Reproduce what is written in the records below exactly, and leave out the images.

***** Provided records *****

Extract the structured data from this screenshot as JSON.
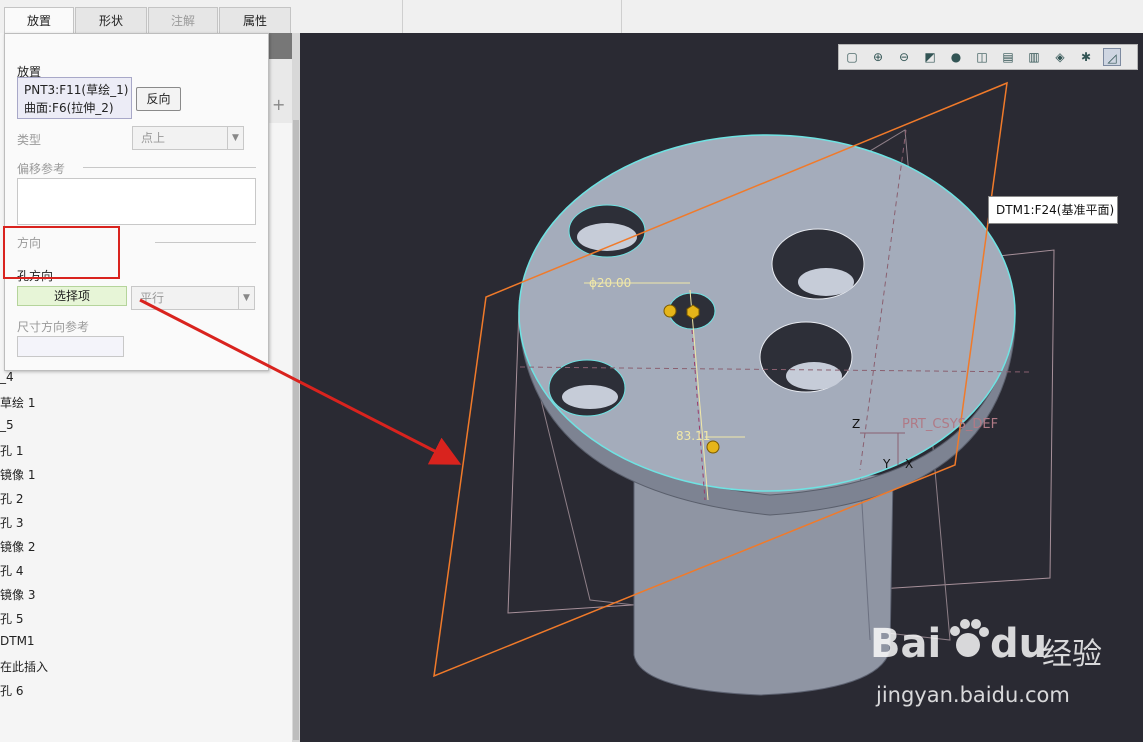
{
  "ribbon": {
    "tabs": [
      {
        "label": "放置",
        "state": "active"
      },
      {
        "label": "形状",
        "state": "normal"
      },
      {
        "label": "注解",
        "state": "disabled"
      },
      {
        "label": "属性",
        "state": "normal"
      }
    ]
  },
  "placement_panel": {
    "placement_label": "放置",
    "references": [
      "PNT3:F11(草绘_1)",
      "曲面:F6(拉伸_2)"
    ],
    "flip_button": "反向",
    "type_label": "类型",
    "type_value": "点上",
    "offset_label": "偏移参考",
    "direction_label": "方向",
    "hole_direction_label": "孔方向",
    "hole_direction_collector": "选择项",
    "hole_direction_mode": "平行",
    "dim_direction_label": "尺寸方向参考"
  },
  "model_tree": {
    "items": [
      "_4",
      "草绘 1",
      "_5",
      "孔 1",
      "镜像 1",
      "孔 2",
      "孔 3",
      "镜像 2",
      "孔 4",
      "镜像 3",
      "孔 5",
      "DTM1",
      "在此插入",
      "孔 6"
    ]
  },
  "viewport": {
    "tooltip": "DTM1:F24(基准平面)",
    "dimension_diameter": "ϕ20.00",
    "dimension_offset": "83.11",
    "csys_label": "PRT_CSYS_DEF",
    "axis_z": "Z",
    "axis_y": "Y",
    "axis_x": "X",
    "background_color": "#2a2a33",
    "model_color": "#a4acbb",
    "edge_highlight_color": "#6fe3e3",
    "datum_selected_color": "#f07a2a"
  },
  "watermark": {
    "brand_prefix": "Bai",
    "brand_suffix": "du",
    "brand_cn": "经验",
    "url": "jingyan.baidu.com"
  },
  "annotation": {
    "highlight_color": "#d9231e"
  }
}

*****

Result of the task:
Extract the structured data from this screenshot as JSON.
{
  "ribbon": {
    "tabs": [
      {
        "label": "放置",
        "state": "active"
      },
      {
        "label": "形状",
        "state": "normal"
      },
      {
        "label": "注解",
        "state": "disabled"
      },
      {
        "label": "属性",
        "state": "normal"
      }
    ]
  },
  "placement_panel": {
    "placement_label": "放置",
    "references": [
      "PNT3:F11(草绘_1)",
      "曲面:F6(拉伸_2)"
    ],
    "flip_button": "反向",
    "type_label": "类型",
    "type_value": "点上",
    "offset_label": "偏移参考",
    "direction_label": "方向",
    "hole_direction_label": "孔方向",
    "hole_direction_collector": "选择项",
    "hole_direction_mode": "平行",
    "dim_direction_label": "尺寸方向参考"
  },
  "model_tree": {
    "items": [
      "_4",
      "草绘 1",
      "_5",
      "孔 1",
      "镜像 1",
      "孔 2",
      "孔 3",
      "镜像 2",
      "孔 4",
      "镜像 3",
      "孔 5",
      "DTM1",
      "在此插入",
      "孔 6"
    ]
  },
  "viewport": {
    "tooltip": "DTM1:F24(基准平面)",
    "dimension_diameter": "ϕ20.00",
    "dimension_offset": "83.11",
    "csys_label": "PRT_CSYS_DEF",
    "axis_z": "Z",
    "axis_y": "Y",
    "axis_x": "X",
    "background_color": "#2a2a33",
    "model_color": "#a4acbb",
    "edge_highlight_color": "#6fe3e3",
    "datum_selected_color": "#f07a2a"
  },
  "watermark": {
    "brand_prefix": "Bai",
    "brand_suffix": "du",
    "brand_cn": "经验",
    "url": "jingyan.baidu.com"
  },
  "annotation": {
    "highlight_color": "#d9231e"
  }
}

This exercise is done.